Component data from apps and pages
▬▬▬▬▬▬▬▬▬▬

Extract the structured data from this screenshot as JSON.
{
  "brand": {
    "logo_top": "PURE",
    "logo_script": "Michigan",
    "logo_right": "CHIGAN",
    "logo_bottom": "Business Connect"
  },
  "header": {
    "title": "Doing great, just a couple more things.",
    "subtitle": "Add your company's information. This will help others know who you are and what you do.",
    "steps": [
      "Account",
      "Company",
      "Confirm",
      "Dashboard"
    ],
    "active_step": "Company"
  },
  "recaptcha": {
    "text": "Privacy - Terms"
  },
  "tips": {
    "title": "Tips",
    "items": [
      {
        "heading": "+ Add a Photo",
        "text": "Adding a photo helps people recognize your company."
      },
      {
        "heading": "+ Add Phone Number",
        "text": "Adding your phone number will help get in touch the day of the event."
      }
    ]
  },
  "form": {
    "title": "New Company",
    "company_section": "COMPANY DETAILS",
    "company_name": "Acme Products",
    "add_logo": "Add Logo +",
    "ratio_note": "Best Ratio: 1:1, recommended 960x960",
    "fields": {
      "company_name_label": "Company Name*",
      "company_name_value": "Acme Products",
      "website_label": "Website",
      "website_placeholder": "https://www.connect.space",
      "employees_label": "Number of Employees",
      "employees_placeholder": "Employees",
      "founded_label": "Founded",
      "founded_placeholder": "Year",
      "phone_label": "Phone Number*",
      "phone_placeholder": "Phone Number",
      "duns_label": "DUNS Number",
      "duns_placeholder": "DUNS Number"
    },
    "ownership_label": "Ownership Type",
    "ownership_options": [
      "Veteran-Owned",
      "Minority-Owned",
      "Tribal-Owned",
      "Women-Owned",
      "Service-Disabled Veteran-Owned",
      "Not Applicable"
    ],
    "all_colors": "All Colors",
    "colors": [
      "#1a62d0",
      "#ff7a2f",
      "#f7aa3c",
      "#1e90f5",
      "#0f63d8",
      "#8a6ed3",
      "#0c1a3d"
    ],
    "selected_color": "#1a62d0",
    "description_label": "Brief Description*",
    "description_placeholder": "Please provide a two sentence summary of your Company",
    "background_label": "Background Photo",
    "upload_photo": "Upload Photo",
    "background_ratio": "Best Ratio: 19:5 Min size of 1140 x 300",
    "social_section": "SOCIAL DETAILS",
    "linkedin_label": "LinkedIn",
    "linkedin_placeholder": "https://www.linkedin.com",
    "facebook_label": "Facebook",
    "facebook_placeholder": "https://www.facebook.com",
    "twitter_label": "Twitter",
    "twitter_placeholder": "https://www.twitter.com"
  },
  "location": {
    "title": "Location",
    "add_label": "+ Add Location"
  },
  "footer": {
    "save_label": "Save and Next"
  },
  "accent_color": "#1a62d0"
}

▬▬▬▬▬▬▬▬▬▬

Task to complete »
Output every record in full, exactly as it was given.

Answer box »
Extract the structured data from this screenshot as JSON.
{
  "brand": {
    "logo_top": "PURE",
    "logo_script": "Michigan",
    "logo_right": "CHIGAN",
    "logo_bottom": "Business Connect"
  },
  "header": {
    "title": "Doing great, just a couple more things.",
    "subtitle": "Add your company's information. This will help others know who you are and what you do.",
    "steps": [
      "Account",
      "Company",
      "Confirm",
      "Dashboard"
    ],
    "active_step": "Company"
  },
  "recaptcha": {
    "text": "Privacy - Terms"
  },
  "tips": {
    "title": "Tips",
    "items": [
      {
        "heading": "+ Add a Photo",
        "text": "Adding a photo helps people recognize your company."
      },
      {
        "heading": "+ Add Phone Number",
        "text": "Adding your phone number will help get in touch the day of the event."
      }
    ]
  },
  "form": {
    "title": "New Company",
    "company_section": "COMPANY DETAILS",
    "company_name": "Acme Products",
    "add_logo": "Add Logo +",
    "ratio_note": "Best Ratio: 1:1, recommended 960x960",
    "fields": {
      "company_name_label": "Company Name*",
      "company_name_value": "Acme Products",
      "website_label": "Website",
      "website_placeholder": "https://www.connect.space",
      "employees_label": "Number of Employees",
      "employees_placeholder": "Employees",
      "founded_label": "Founded",
      "founded_placeholder": "Year",
      "phone_label": "Phone Number*",
      "phone_placeholder": "Phone Number",
      "duns_label": "DUNS Number",
      "duns_placeholder": "DUNS Number"
    },
    "ownership_label": "Ownership Type",
    "ownership_options": [
      "Veteran-Owned",
      "Minority-Owned",
      "Tribal-Owned",
      "Women-Owned",
      "Service-Disabled Veteran-Owned",
      "Not Applicable"
    ],
    "all_colors": "All Colors",
    "colors": [
      "#1a62d0",
      "#ff7a2f",
      "#f7aa3c",
      "#1e90f5",
      "#0f63d8",
      "#8a6ed3",
      "#0c1a3d"
    ],
    "selected_color": "#1a62d0",
    "description_label": "Brief Description*",
    "description_placeholder": "Please provide a two sentence summary of your Company",
    "background_label": "Background Photo",
    "upload_photo": "Upload Photo",
    "background_ratio": "Best Ratio: 19:5 Min size of 1140 x 300",
    "social_section": "SOCIAL DETAILS",
    "linkedin_label": "LinkedIn",
    "linkedin_placeholder": "https://www.linkedin.com",
    "facebook_label": "Facebook",
    "facebook_placeholder": "https://www.facebook.com",
    "twitter_label": "Twitter",
    "twitter_placeholder": "https://www.twitter.com"
  },
  "location": {
    "title": "Location",
    "add_label": "+ Add Location"
  },
  "footer": {
    "save_label": "Save and Next"
  },
  "accent_color": "#1a62d0"
}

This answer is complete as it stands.